“Stopping the strikes in itself is not enough,” he said. “What is needed is to select targets accurately, since ISIS, while similar to standing armies in some ways, is different from them in others since its fighters do not move in columns or use barracks.”

He said this would prove vital in the fight against the group going forward since it would use civilian casualties to garner support for itself among Iraqis.

“The group has a number of ways to use the media in its favor here, especially in light of the negative consequences of the expected strikes, particularly the prospect of casualties among civilians . . . which may increase the Iraqi public’s opposition in this area [the strikes],” Hashimi said.

To do this, Iraqi forces would need to gather “effective intelligence” about ISIS movements in order to strike the group’s fighters while avoiding killing civilians and thus handing the militants a propaganda victory and recruiting tool, he added.

Meanwhile, eyewitnesses told Reuters on Sunday that ISIS fighters executed eight Sunni men in Al-Gamasa, a small village north of the country, a day earlier, suspecting the men of conspiring against them.

The eyewitnesses said the executions began on Friday, when ISIS killed a local police officer they suspected of cooperating with both the Peshmerga and Iraqi central government forces.

After the execution, a small local armed group carried out a retaliatory attack on a house occupied by an ISIS soldier.

Then on Saturday morning, 10 vehicles carrying ISIS fighters rolled into the village, also carrying two “informers,” according to the eyewitnesses, who were later used to identify 10 people suspected of carrying out the attack on the ISIS soldier the previous night.
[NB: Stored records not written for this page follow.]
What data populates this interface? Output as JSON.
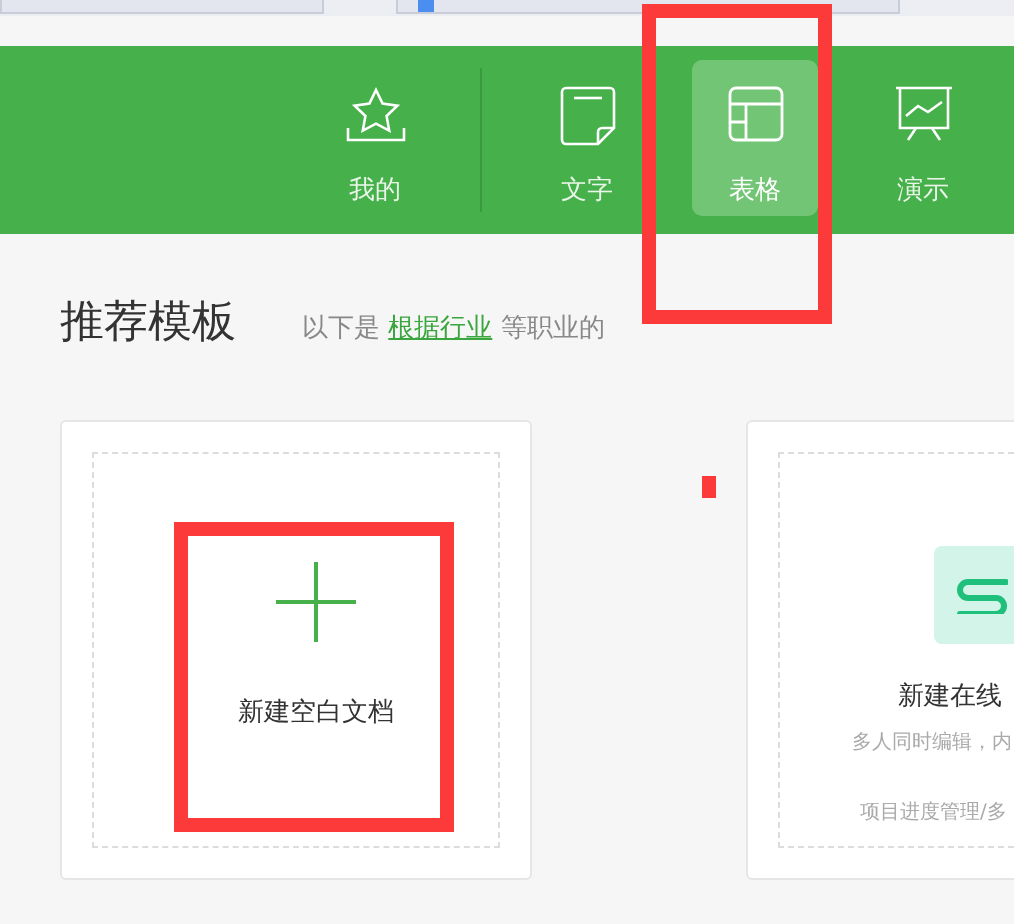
{
  "nav": [
    {
      "kind": "mine",
      "label": "我的",
      "selected": false,
      "highlighted": false
    },
    {
      "kind": "text",
      "label": "文字",
      "selected": false,
      "highlighted": false
    },
    {
      "kind": "sheet",
      "label": "表格",
      "selected": true,
      "highlighted": true
    },
    {
      "kind": "slides",
      "label": "演示",
      "selected": false,
      "highlighted": false
    }
  ],
  "section": {
    "title": "推荐模板",
    "intro": "以下是",
    "link": "根据行业",
    "rest": "等职业的"
  },
  "cards": [
    {
      "kind": "blank",
      "label": "新建空白文档",
      "highlighted": true
    },
    {
      "kind": "online",
      "title": "新建在线",
      "description": "多人同时编辑，内",
      "note": "项目进度管理/多"
    }
  ],
  "annotation_dot": true
}
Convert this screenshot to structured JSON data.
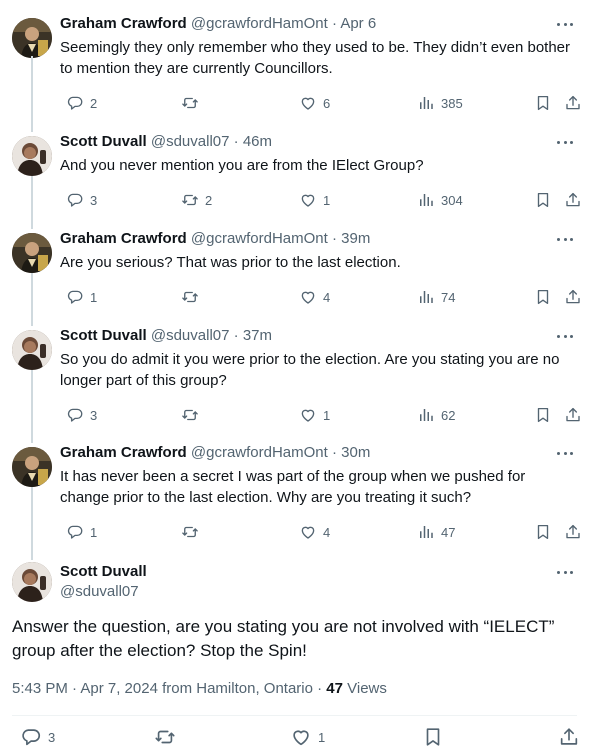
{
  "replies": [
    {
      "name": "Graham Crawford",
      "handle": "@gcrawfordHamOnt",
      "time": "Apr 6",
      "text": "Seemingly they only remember who they used to be. They didn’t even bother to mention they are currently Councillors.",
      "replies": "2",
      "reposts": "",
      "likes": "6",
      "views": "385",
      "avatar": "graham"
    },
    {
      "name": "Scott Duvall",
      "handle": "@sduvall07",
      "time": "46m",
      "text": "And you never mention you are from the IElect Group?",
      "replies": "3",
      "reposts": "2",
      "likes": "1",
      "views": "304",
      "avatar": "scott"
    },
    {
      "name": "Graham Crawford",
      "handle": "@gcrawfordHamOnt",
      "time": "39m",
      "text": "Are you serious? That was prior to the last election.",
      "replies": "1",
      "reposts": "",
      "likes": "4",
      "views": "74",
      "avatar": "graham"
    },
    {
      "name": "Scott Duvall",
      "handle": "@sduvall07",
      "time": "37m",
      "text": "So you do admit it you were prior to the election. Are you stating you are no longer part of this group?",
      "replies": "3",
      "reposts": "",
      "likes": "1",
      "views": "62",
      "avatar": "scott"
    },
    {
      "name": "Graham Crawford",
      "handle": "@gcrawfordHamOnt",
      "time": "30m",
      "text": "It has never been a secret I was part of the group when we pushed for change prior to the last election. Why are you treating it such?",
      "replies": "1",
      "reposts": "",
      "likes": "4",
      "views": "47",
      "avatar": "graham"
    }
  ],
  "main": {
    "name": "Scott Duvall",
    "handle": "@sduvall07",
    "text": "Answer the question, are you stating you are not involved with “IELECT” group after the election? Stop the Spin!",
    "meta_time": "5:43 PM · Apr 7, 2024 from Hamilton, Ontario · ",
    "views_count": "47",
    "views_label": " Views",
    "replies": "3",
    "reposts": "",
    "likes": "1"
  },
  "separator": "·",
  "icons": {
    "reply": "reply-icon",
    "repost": "repost-icon",
    "like": "heart-icon",
    "views": "views-chart-icon",
    "bookmark": "bookmark-icon",
    "share": "share-icon",
    "more": "more-dots-icon"
  },
  "colors": {
    "text": "#0f1419",
    "secondary": "#536471",
    "thread_line": "#cfd9de",
    "divider": "#eff3f4"
  }
}
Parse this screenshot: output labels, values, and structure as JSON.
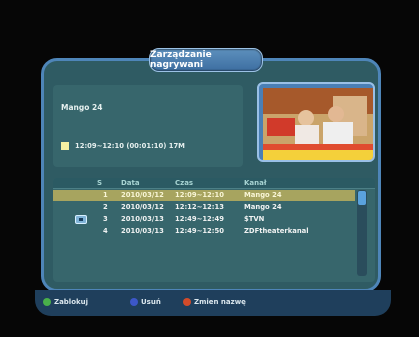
{
  "window": {
    "title": "Zarządzanie nagrywani"
  },
  "info": {
    "channel": "Mango 24",
    "time_range": "12:09~12:10 (00:01:10) 17M"
  },
  "list": {
    "headers": {
      "no": "S",
      "date": "Data",
      "time": "Czas",
      "channel": "Kanał"
    },
    "rows": [
      {
        "no": "1",
        "date": "2010/03/12",
        "time": "12:09~12:10",
        "channel": "Mango 24"
      },
      {
        "no": "2",
        "date": "2010/03/12",
        "time": "12:12~12:13",
        "channel": "Mango 24"
      },
      {
        "no": "3",
        "date": "2010/03/13",
        "time": "12:49~12:49",
        "channel": "$TVN"
      },
      {
        "no": "4",
        "date": "2010/03/13",
        "time": "12:49~12:50",
        "channel": "ZDFtheaterkanal"
      }
    ],
    "selected_index": 0
  },
  "footer": {
    "lock": {
      "label": "Zablokuj",
      "color": "#49b04a"
    },
    "delete": {
      "label": "Usuń",
      "color": "#3c57c8"
    },
    "rename": {
      "label": "Zmien nazwę",
      "color": "#d24b2a"
    }
  }
}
Three were subsequently freed and the remaining seven executed, the eyewitnesses said.